Data provided Start Marker
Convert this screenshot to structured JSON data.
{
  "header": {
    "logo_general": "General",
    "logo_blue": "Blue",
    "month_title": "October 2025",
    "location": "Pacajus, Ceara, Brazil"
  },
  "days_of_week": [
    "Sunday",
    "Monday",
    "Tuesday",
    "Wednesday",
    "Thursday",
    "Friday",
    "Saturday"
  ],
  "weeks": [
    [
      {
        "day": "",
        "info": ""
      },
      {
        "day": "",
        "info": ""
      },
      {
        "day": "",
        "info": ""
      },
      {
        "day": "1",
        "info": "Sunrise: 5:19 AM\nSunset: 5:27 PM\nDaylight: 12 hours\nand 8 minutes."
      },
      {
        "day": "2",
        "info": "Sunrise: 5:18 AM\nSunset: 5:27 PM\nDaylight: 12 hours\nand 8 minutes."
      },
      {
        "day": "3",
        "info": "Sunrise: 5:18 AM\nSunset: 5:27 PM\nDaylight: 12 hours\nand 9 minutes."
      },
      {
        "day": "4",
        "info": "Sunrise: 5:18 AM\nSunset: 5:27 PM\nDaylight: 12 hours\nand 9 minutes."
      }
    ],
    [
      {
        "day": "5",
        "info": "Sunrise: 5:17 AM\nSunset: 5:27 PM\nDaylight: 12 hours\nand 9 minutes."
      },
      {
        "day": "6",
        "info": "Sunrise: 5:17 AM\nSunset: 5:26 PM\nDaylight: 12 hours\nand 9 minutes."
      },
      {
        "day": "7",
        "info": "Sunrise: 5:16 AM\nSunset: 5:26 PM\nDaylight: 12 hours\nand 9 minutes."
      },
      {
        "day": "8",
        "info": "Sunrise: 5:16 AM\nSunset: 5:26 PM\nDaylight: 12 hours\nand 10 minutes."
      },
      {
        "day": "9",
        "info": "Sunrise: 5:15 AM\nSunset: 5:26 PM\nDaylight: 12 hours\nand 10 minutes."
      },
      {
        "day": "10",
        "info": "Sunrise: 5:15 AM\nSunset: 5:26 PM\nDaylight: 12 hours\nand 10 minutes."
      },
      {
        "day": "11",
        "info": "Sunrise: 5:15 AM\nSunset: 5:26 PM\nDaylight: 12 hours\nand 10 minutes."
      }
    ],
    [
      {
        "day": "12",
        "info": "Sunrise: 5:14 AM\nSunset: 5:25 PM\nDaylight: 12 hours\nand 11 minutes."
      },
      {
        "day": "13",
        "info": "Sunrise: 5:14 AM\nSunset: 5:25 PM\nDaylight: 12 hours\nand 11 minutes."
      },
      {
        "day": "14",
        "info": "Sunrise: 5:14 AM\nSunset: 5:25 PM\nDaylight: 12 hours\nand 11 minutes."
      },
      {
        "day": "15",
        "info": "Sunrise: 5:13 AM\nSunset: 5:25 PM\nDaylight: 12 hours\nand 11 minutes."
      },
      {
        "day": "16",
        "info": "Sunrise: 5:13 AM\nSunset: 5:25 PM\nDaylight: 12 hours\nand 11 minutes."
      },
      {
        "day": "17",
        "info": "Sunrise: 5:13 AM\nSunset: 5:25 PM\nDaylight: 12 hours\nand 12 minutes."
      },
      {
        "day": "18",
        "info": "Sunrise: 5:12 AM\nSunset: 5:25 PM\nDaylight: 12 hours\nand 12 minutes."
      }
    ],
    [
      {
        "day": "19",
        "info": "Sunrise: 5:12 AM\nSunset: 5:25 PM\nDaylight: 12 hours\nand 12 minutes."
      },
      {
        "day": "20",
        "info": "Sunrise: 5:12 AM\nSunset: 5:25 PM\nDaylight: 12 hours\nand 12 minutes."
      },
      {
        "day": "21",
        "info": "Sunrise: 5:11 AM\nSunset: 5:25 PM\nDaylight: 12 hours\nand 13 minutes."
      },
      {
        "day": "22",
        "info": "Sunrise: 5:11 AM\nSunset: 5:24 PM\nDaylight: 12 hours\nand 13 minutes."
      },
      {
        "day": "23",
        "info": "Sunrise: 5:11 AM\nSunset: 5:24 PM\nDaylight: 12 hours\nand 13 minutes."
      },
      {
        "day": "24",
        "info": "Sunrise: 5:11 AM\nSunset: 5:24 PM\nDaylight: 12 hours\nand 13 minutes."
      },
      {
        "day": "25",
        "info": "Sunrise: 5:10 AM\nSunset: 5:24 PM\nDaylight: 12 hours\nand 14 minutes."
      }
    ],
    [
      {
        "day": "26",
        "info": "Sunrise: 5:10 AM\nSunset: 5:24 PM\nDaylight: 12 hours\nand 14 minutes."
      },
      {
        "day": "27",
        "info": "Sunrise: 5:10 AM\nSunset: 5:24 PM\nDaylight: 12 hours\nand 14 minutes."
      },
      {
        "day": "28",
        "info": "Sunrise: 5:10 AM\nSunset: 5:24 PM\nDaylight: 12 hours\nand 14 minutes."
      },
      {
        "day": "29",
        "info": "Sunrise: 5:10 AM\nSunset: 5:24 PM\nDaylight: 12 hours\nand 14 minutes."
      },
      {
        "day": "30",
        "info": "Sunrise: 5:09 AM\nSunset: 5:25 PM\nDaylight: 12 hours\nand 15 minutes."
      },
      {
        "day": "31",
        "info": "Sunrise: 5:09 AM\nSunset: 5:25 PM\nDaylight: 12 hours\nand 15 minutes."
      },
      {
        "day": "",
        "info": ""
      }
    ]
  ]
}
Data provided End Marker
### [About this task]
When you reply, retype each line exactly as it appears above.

### [Output of the exercise]
Convert this screenshot to structured JSON data.
{
  "header": {
    "logo_general": "General",
    "logo_blue": "Blue",
    "month_title": "October 2025",
    "location": "Pacajus, Ceara, Brazil"
  },
  "days_of_week": [
    "Sunday",
    "Monday",
    "Tuesday",
    "Wednesday",
    "Thursday",
    "Friday",
    "Saturday"
  ],
  "weeks": [
    [
      {
        "day": "",
        "info": ""
      },
      {
        "day": "",
        "info": ""
      },
      {
        "day": "",
        "info": ""
      },
      {
        "day": "1",
        "info": "Sunrise: 5:19 AM\nSunset: 5:27 PM\nDaylight: 12 hours\nand 8 minutes."
      },
      {
        "day": "2",
        "info": "Sunrise: 5:18 AM\nSunset: 5:27 PM\nDaylight: 12 hours\nand 8 minutes."
      },
      {
        "day": "3",
        "info": "Sunrise: 5:18 AM\nSunset: 5:27 PM\nDaylight: 12 hours\nand 9 minutes."
      },
      {
        "day": "4",
        "info": "Sunrise: 5:18 AM\nSunset: 5:27 PM\nDaylight: 12 hours\nand 9 minutes."
      }
    ],
    [
      {
        "day": "5",
        "info": "Sunrise: 5:17 AM\nSunset: 5:27 PM\nDaylight: 12 hours\nand 9 minutes."
      },
      {
        "day": "6",
        "info": "Sunrise: 5:17 AM\nSunset: 5:26 PM\nDaylight: 12 hours\nand 9 minutes."
      },
      {
        "day": "7",
        "info": "Sunrise: 5:16 AM\nSunset: 5:26 PM\nDaylight: 12 hours\nand 9 minutes."
      },
      {
        "day": "8",
        "info": "Sunrise: 5:16 AM\nSunset: 5:26 PM\nDaylight: 12 hours\nand 10 minutes."
      },
      {
        "day": "9",
        "info": "Sunrise: 5:15 AM\nSunset: 5:26 PM\nDaylight: 12 hours\nand 10 minutes."
      },
      {
        "day": "10",
        "info": "Sunrise: 5:15 AM\nSunset: 5:26 PM\nDaylight: 12 hours\nand 10 minutes."
      },
      {
        "day": "11",
        "info": "Sunrise: 5:15 AM\nSunset: 5:26 PM\nDaylight: 12 hours\nand 10 minutes."
      }
    ],
    [
      {
        "day": "12",
        "info": "Sunrise: 5:14 AM\nSunset: 5:25 PM\nDaylight: 12 hours\nand 11 minutes."
      },
      {
        "day": "13",
        "info": "Sunrise: 5:14 AM\nSunset: 5:25 PM\nDaylight: 12 hours\nand 11 minutes."
      },
      {
        "day": "14",
        "info": "Sunrise: 5:14 AM\nSunset: 5:25 PM\nDaylight: 12 hours\nand 11 minutes."
      },
      {
        "day": "15",
        "info": "Sunrise: 5:13 AM\nSunset: 5:25 PM\nDaylight: 12 hours\nand 11 minutes."
      },
      {
        "day": "16",
        "info": "Sunrise: 5:13 AM\nSunset: 5:25 PM\nDaylight: 12 hours\nand 11 minutes."
      },
      {
        "day": "17",
        "info": "Sunrise: 5:13 AM\nSunset: 5:25 PM\nDaylight: 12 hours\nand 12 minutes."
      },
      {
        "day": "18",
        "info": "Sunrise: 5:12 AM\nSunset: 5:25 PM\nDaylight: 12 hours\nand 12 minutes."
      }
    ],
    [
      {
        "day": "19",
        "info": "Sunrise: 5:12 AM\nSunset: 5:25 PM\nDaylight: 12 hours\nand 12 minutes."
      },
      {
        "day": "20",
        "info": "Sunrise: 5:12 AM\nSunset: 5:25 PM\nDaylight: 12 hours\nand 12 minutes."
      },
      {
        "day": "21",
        "info": "Sunrise: 5:11 AM\nSunset: 5:25 PM\nDaylight: 12 hours\nand 13 minutes."
      },
      {
        "day": "22",
        "info": "Sunrise: 5:11 AM\nSunset: 5:24 PM\nDaylight: 12 hours\nand 13 minutes."
      },
      {
        "day": "23",
        "info": "Sunrise: 5:11 AM\nSunset: 5:24 PM\nDaylight: 12 hours\nand 13 minutes."
      },
      {
        "day": "24",
        "info": "Sunrise: 5:11 AM\nSunset: 5:24 PM\nDaylight: 12 hours\nand 13 minutes."
      },
      {
        "day": "25",
        "info": "Sunrise: 5:10 AM\nSunset: 5:24 PM\nDaylight: 12 hours\nand 14 minutes."
      }
    ],
    [
      {
        "day": "26",
        "info": "Sunrise: 5:10 AM\nSunset: 5:24 PM\nDaylight: 12 hours\nand 14 minutes."
      },
      {
        "day": "27",
        "info": "Sunrise: 5:10 AM\nSunset: 5:24 PM\nDaylight: 12 hours\nand 14 minutes."
      },
      {
        "day": "28",
        "info": "Sunrise: 5:10 AM\nSunset: 5:24 PM\nDaylight: 12 hours\nand 14 minutes."
      },
      {
        "day": "29",
        "info": "Sunrise: 5:10 AM\nSunset: 5:24 PM\nDaylight: 12 hours\nand 14 minutes."
      },
      {
        "day": "30",
        "info": "Sunrise: 5:09 AM\nSunset: 5:25 PM\nDaylight: 12 hours\nand 15 minutes."
      },
      {
        "day": "31",
        "info": "Sunrise: 5:09 AM\nSunset: 5:25 PM\nDaylight: 12 hours\nand 15 minutes."
      },
      {
        "day": "",
        "info": ""
      }
    ]
  ]
}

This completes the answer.